- Showing 6 posts filed under: Policy [–] published between Nov 01, 2011 and Nov 30, 2011 [Show all]
I am meeting with the House of Commons Standing Committee on Justice and Human Rights this morning.
This is what I will be saying.
Thank you, Mr. Chair. I am pleased to have this opportunity to address you and the rest of the committee regarding Bill C-10, The Safe Streets & Community Act.
....My daughter, Candace, was 13 years old when she was abducted and found murdered six weeks later. We lived without knowing the details of what happened for two decades.
Crime victims turning to restorative justice
from the article by Frazer Maude on Sky News:
...[F]or an increasing number of victims, restorative justice has helped them move on with their lives in a way they never thought possible.
Joanne Nodding is one such victim. She told Sky News how she feared for her life when she was raped almost 10 years ago, and how even seeing her attacker being sentenced to life did little to help her achieve closure.
Review: Walking the talk: Developing ethics frameworks for the practice of restorative justice
While restorative justice is a theory that encompasses a set of values for how justice should be done, maintaining those values and the restorative focus can become difficult in day-to-day practice. People working in restorative justice organisations – whether staff or volunteers – make a myriad of decisions related to practices each day. Such decisions may be related to work with clients, work with other organisations or internal processes and interactions. How can they make these decisions while maintaining the integrity of their restorative justice programme?
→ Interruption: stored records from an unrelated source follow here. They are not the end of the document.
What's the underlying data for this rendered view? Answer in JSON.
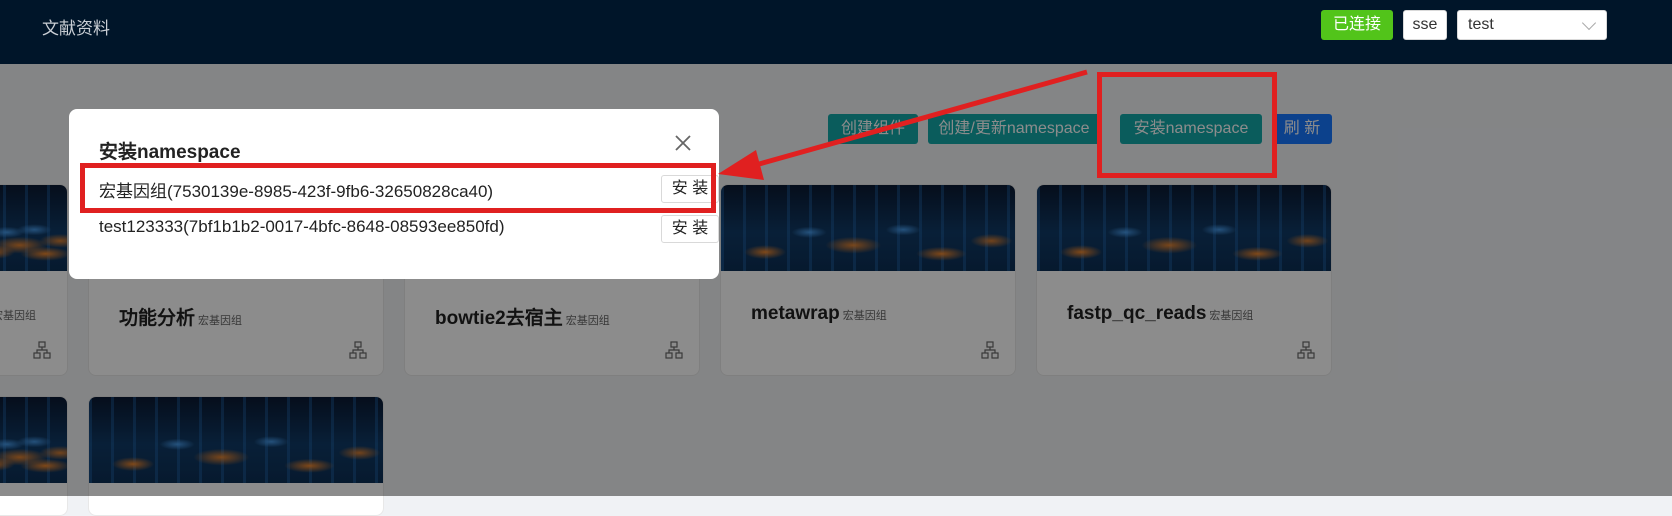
{
  "header": {
    "nav_edge": "：",
    "nav_docs": "文献资料",
    "status_badge": "已连接",
    "sse_label": "sse",
    "env_select_value": "test"
  },
  "toolbar": {
    "create_component": "创建组件",
    "create_update_namespace": "创建/更新namespace",
    "install_namespace": "安装namespace",
    "refresh": "刷 新"
  },
  "colors": {
    "topbar": "#001529",
    "connected": "#52c41a",
    "teal": "#13a8a8",
    "blue": "#1677ff",
    "highlight": "#e02020"
  },
  "cards": [
    {
      "title": "",
      "tag": "宏基因组"
    },
    {
      "title": "功能分析",
      "tag": "宏基因组"
    },
    {
      "title": "bowtie2去宿主",
      "tag": "宏基因组"
    },
    {
      "title": "metawrap",
      "tag": "宏基因组"
    },
    {
      "title": "fastp_qc_reads",
      "tag": "宏基因组"
    }
  ],
  "modal": {
    "title": "安装namespace",
    "rows": [
      {
        "label": "宏基因组(7530139e-8985-423f-9fb6-32650828ca40)",
        "button": "安 装"
      },
      {
        "label": "test123333(7bf1b1b2-0017-4bfc-8648-08593ee850fd)",
        "button": "安 装"
      }
    ]
  }
}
Susan Sharpe seeks to answer this question with Walking the talk: Developing ethics frameworks for the practice of restorative justice. In the 62 page publication, Sharpe sets out a process that organisations and individual practitioners can use to develop an ethics framework to empower and guide decisionmaking. In doing so, she avoids the contentious issue of setting standards by developing the steps in a process that each organisation can use to develop a framework that has direct meaning for it and the various issues that it faces.
Can restorative justice help balance the scales for African-American youth?
Darryl is a 12-year-old African American boy whose mother, Ariel, is a single parent. Ariel left high school after becoming pregnant with Darryl and has struggled to find anything but minimum wage jobs to support her family.
One day when he was out with another friend, Darryl and his friend snuck into the neighbor's house and stole a video game. The neighbors called the police.
One might conclude that the future does not bode well for Darryl. In fact, we probably would not be surprised if we were to learn later on that he was in prison. However, there is much more to his story, and much to learn from it. The police response ultimately resulted in a restorative intervention and provided Darryl with an alternative approach.
Dade County schools hit upon alternative measures of punishment through restorative justice
It’s easy for administrators at Miami-Dade County Public Schools [MDCPS] to suspend and expel students for misconduct, but the underlying is-sue of why pupils misbehave will not be resolved.
So instead of rushing to ruin a kid’s career, the Educational Transformation Office [ETO] has embraced Restorative Justice at some of the “Rising 19” schools to address the root causes of why kids act out. In particular African American and Latino students are getting kicked out more than Caucasians, which leaves them vulnerable to getting into more trouble and they end up catching a charge and facing time behind bars.
Restorative justice: making neighbourhood resolution panels work
from the article by Keith Cooper in the Guardian:
The coalition pledge to boost communities' crime fighting power is due to take a big step forward next year. By March 2012, the Ministry of Justice hopes to announce the first group of officially endorsed neighbourhood resolution panels. These will usher in a new era of "restorative-justice", allowing panels of volunteers – including offenders and victims – to decide how low level crimes should be dealt with. Proceedings will be overseen by a trained member of the public instead of a magistrate or judge; lawyers are barred. The panels conclude with a signed agreement to which all parties agree.